Wednesday’s Ask Dr. Walt — Losing Sleep Over Melatonin

Dear Dr. Walt,

What is the best way to take melatonin for sleep?

—Sleepless in Alaska

Dear Wakeful,

Melatonin helps many people fall asleep sooner, although it will not necessarily help folks sleep longer. Generally speaking, I recommend melatonin be taken 30 to 60 minutes before sleep. Many people find the liquid melatonin works faster than a pill.

Although a range of doses have been used in successful clinical studies, keep in mind that melatonin is a hormone, so I always recommend starting with a low dose and increasing if needed.

In addition, melatonin supplements may increase the effects of certain drugs, and may decrease the effectiveness of others, including blood pressure medications.
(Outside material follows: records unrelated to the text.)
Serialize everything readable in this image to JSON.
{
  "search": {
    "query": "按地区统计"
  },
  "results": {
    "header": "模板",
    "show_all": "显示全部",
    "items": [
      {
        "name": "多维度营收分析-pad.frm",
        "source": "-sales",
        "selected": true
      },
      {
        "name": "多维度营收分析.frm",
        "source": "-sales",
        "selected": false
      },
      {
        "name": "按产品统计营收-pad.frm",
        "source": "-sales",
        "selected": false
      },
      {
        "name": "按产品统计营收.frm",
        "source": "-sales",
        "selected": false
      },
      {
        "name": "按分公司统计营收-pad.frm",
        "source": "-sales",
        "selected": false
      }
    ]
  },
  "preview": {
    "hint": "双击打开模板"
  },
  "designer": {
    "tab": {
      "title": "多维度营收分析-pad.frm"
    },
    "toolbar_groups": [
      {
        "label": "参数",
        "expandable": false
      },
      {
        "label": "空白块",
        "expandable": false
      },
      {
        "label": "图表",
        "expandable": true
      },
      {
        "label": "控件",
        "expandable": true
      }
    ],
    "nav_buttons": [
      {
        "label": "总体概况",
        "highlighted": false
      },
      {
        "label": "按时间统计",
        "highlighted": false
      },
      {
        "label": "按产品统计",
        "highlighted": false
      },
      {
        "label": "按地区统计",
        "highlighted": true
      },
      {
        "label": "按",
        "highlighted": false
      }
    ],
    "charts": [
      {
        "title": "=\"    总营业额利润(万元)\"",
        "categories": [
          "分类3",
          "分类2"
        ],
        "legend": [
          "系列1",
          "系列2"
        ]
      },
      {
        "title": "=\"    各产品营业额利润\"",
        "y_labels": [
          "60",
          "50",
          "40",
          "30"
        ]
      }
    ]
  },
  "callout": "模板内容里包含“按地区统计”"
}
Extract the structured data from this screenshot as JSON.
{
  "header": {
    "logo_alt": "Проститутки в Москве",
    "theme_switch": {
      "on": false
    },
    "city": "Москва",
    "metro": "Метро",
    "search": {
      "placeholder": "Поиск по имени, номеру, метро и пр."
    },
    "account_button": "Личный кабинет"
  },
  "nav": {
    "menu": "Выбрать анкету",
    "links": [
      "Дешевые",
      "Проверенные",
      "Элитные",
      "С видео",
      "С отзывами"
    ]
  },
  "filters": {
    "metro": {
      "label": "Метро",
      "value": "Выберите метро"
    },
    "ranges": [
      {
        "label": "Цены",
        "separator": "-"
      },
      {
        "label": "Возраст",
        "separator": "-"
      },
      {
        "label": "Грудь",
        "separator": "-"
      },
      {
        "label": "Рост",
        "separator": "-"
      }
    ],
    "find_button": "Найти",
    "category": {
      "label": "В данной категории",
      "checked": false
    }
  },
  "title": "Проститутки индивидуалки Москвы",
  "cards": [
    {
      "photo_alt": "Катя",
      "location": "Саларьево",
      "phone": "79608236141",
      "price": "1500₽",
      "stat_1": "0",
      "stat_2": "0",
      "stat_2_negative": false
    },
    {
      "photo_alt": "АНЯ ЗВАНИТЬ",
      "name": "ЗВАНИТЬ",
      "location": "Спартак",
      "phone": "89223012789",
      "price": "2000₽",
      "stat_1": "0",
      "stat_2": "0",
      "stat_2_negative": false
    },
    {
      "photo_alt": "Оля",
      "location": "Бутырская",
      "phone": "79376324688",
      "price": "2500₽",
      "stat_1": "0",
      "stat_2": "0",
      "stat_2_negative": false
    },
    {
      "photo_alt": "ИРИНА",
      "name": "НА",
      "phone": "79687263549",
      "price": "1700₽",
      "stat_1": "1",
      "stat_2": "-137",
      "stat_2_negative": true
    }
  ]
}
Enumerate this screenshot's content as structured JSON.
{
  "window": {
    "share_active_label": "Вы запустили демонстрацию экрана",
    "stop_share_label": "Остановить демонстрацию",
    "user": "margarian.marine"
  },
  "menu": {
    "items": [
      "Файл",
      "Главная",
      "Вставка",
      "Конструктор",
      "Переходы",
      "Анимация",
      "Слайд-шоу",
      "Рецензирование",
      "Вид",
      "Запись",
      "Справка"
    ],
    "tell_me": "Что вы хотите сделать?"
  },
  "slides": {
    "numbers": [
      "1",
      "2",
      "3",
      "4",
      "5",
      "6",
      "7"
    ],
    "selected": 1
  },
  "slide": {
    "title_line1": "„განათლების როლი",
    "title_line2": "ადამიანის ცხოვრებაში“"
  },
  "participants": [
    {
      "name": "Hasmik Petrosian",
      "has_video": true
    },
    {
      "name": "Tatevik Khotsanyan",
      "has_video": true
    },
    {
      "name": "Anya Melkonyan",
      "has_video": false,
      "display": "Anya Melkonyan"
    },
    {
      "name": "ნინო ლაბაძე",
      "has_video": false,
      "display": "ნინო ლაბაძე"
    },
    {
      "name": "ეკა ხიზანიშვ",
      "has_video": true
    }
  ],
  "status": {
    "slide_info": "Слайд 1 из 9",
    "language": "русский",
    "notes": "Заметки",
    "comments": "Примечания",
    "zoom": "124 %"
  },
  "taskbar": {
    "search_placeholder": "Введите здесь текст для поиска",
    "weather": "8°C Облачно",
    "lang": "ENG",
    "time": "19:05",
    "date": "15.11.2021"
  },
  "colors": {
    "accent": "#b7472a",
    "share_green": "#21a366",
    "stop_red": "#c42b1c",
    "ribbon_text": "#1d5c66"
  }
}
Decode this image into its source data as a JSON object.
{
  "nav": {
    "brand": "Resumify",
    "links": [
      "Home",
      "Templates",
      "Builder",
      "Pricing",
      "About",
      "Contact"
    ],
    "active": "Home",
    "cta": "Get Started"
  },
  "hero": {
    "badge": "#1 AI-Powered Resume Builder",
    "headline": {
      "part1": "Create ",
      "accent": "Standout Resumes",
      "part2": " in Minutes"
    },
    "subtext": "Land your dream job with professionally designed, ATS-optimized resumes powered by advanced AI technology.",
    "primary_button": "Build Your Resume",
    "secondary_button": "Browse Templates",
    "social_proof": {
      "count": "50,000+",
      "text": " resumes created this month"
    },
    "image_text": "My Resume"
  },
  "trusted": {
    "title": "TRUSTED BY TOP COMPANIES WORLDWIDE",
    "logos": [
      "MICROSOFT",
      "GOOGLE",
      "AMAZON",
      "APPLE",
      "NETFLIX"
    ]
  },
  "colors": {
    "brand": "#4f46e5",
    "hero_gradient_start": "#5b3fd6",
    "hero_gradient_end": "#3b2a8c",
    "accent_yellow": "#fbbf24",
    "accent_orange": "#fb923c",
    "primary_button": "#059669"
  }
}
Also be aware that certain drugs (and even caffeine) may increase the amount of melatonin you absorb from supplements, potentially increasing its effects. So, it’s always a good idea, if you’re taking prescription medications, to discuss with your personal pharmacist or family physician combining them with any herbs, vitamins, supplements, or other over-the-counter medications.

© Copyright WLL, INC. 2019. This blog provides a wide variety of general health information only and is not intended to be a substitute for professional medical advice, diagnosis, or treatment from your regular physician. If you are concerned about your health, take what you learn from this blog and meet with your personal doctor to discuss your concerns.
Image result for his brain her brain

This entry was posted in General Health. Bookmark the permalink.

2 Responses to Wednesday’s Ask Dr. Walt — Losing Sleep Over Melatonin

  1. Frances Kennison says:

    My husband has a very slow growing cancer in 2 out of 12 biopsies of his prostate. If melatonin is a hormone, is there a danger of his taking low dose melatonin?

  2. Frances,

    I regret that I cannot answer individual medical and pharmaceutical questions. These types of questions are best directed at your or his personal physician or pharmacist.

    Walt

Comments are closed.